By that she is referring to forty-five-year-old spinster Mary Bale of Coventry who on August 21, 2010 was captured on a surveillance camera stopping to pet Stephanie and Darryl Andrews-Mann's four-year-old cat, Lola. After making sure that the coast was clear, she picked up Lola and stuffed her in a trash can before hurrying on her way. (See photo of her and Lola above.)
Lola was rescued fifteen hours later when Darryl overheard her crying from inside the trash can and the surveillance tape eventually led to Bale's arrest. Once her case finally came to trial, she was let off with a £250 fine plus £1,171 in court costs. (See The Sun, October 20, 2010, "Cat Chucker's Claim Trashed.")

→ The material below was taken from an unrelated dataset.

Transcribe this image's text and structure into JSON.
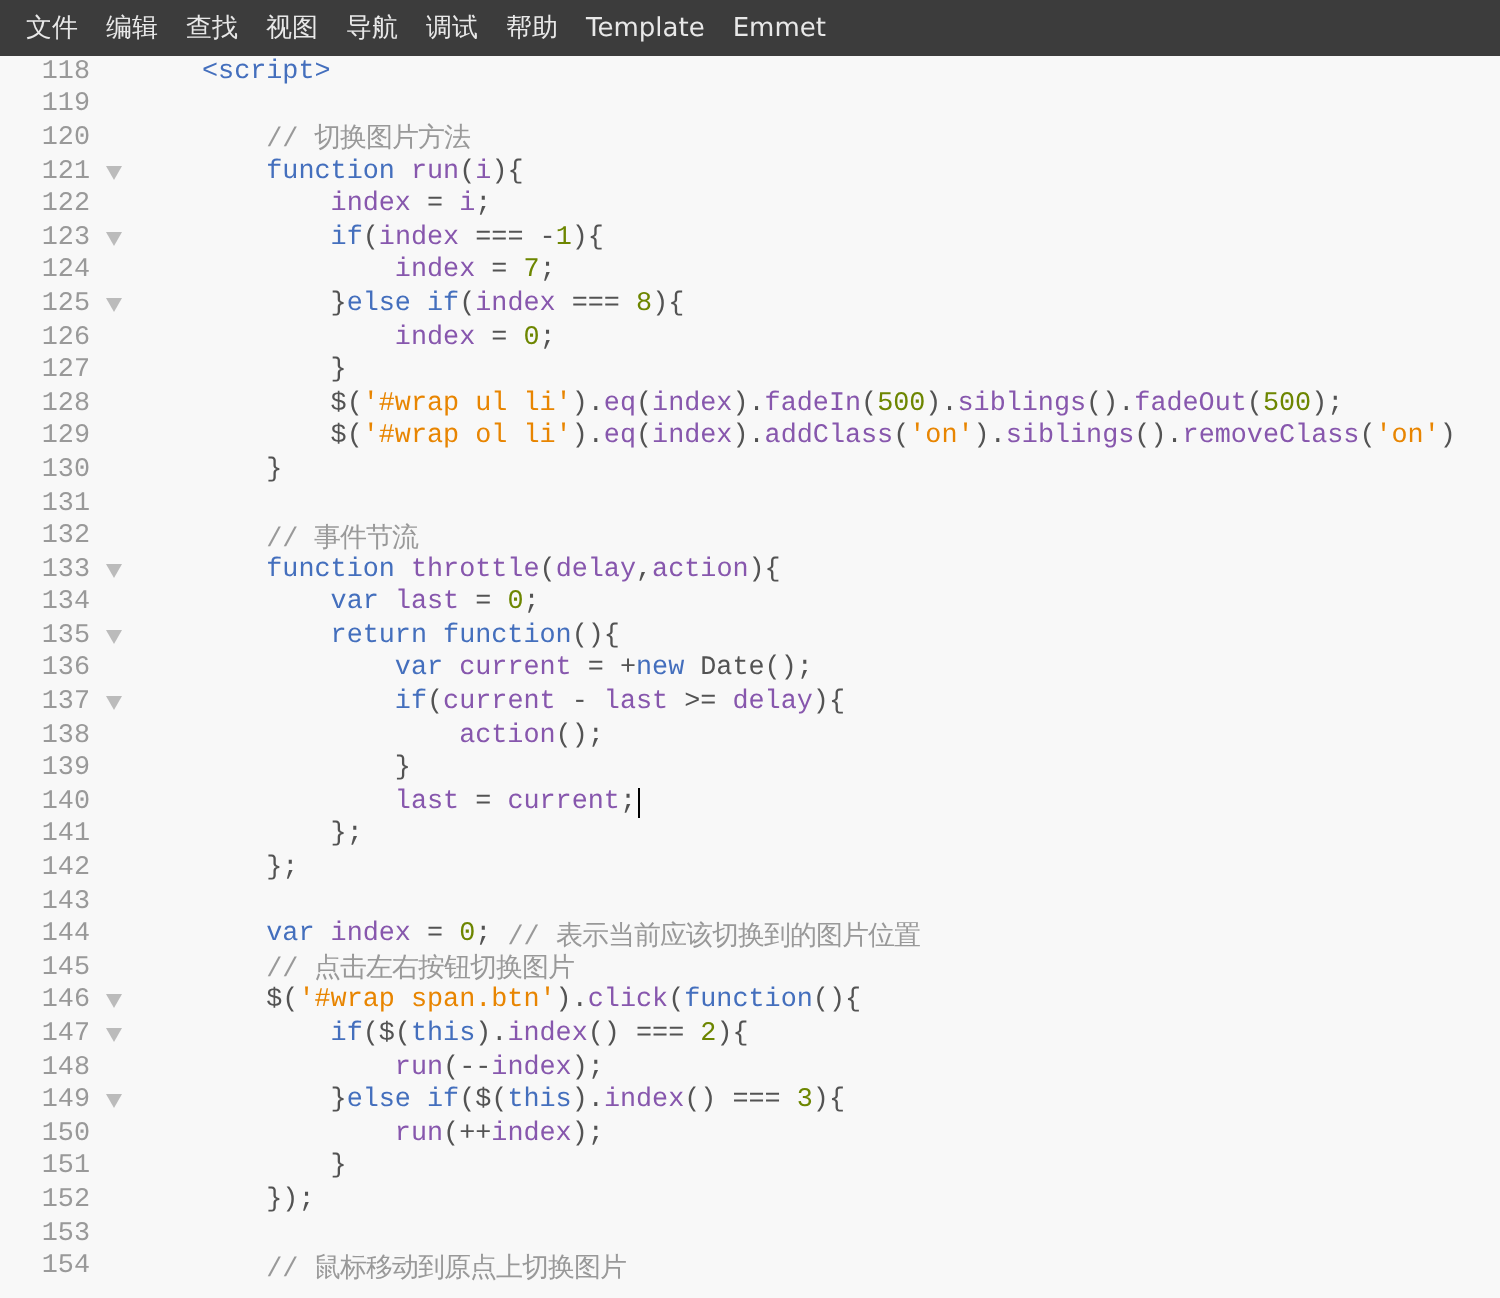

Although the incident led to her being fired from her job as a cashier at the Royal Bank of Scotland in nearby Rugby and made her the bête noire of cat lovers everywhere, Bale remained unrepentant to the very end. "I don't know what the fuss is all about," she complained to the Daily Mail on August 26, 2010. (See "Grey-Haired Bank Worker Who Dumped Cat in Wheelie Bin Could Face Court as RSPCA Prosecutors Review Case.") "It's just a cat."
"It's the 'only' that's the problem: they're only animals, and we're the only species that matters," Michele Hanson pointed out in The Guardian on August 28, 2010. (See "Cat Litter Episode Shows How Our Pets Are Both Protected and Persecuted.") "But we're not."
Even when malice aforethought is not intended, innumerable cats either wander into trash recycling centers on their own or wind up there by accident. Some of them, such as seven-week-old Penny from Chester in Cheshire and Aflie from Kirknewton in West Lothian, Scotland, are saved at the last minute but countless others are crushed to death. (See Cat Defender posts of August 23, 2007 and May 4, 2010 entitled, respectively, "An Alert Scrap Metal Worker Discovers a Pretty 'Penny' Hidden in a Mound of Rubble" and "Picked Up by a Garbage Truck Driver and Dumped with the Remainder of the Trash, Alfie Narrowly Misses Being Recycled.")
As all of these cases demonstrate, disposing of unwanted cats, especially kittens, by throwing them out in the trash is not only pervasive but pretty much the perfect crime to boot. Nothing short of compelling everyone who handles trash from maintenance workers to haulers to personnel at recycling centers to either inspect or electronically scan everything that they handle before permanently disposing of it ever will be able to put an end to this horrifying loss of innocent lives.
While that is unlikely to become a reality, the eventual abolition of both Animal Control officers and conventional shelters is a real possibility. If a free and humane alternative that respected life were available, most inviduals would willingly surrender their unwanted cats to these facilities.
Free sterilization services, as opposed to jabs of sodium pentobarbital, would be another step in the right direction. (See Cat Defender post of February 12, 2011 entitled "Disabled Former Casino Worker Is Sent to Jail for Shoplifting Food in Order to Feed Her Twelve Cats.")
Photos: Orange Street Cats (Tabitha), SCRAPS (Duff), Southend Standard (Titch and Gough), Cindy Schultz of the Albany Times-Union (Jack and Stalker), Troy Police Department (Jack's Box and Walsh), Dave Zajac of the Record Journal (Pacman), and Darryl Andrews-Mann via the Daily Mail (Bale and Lola).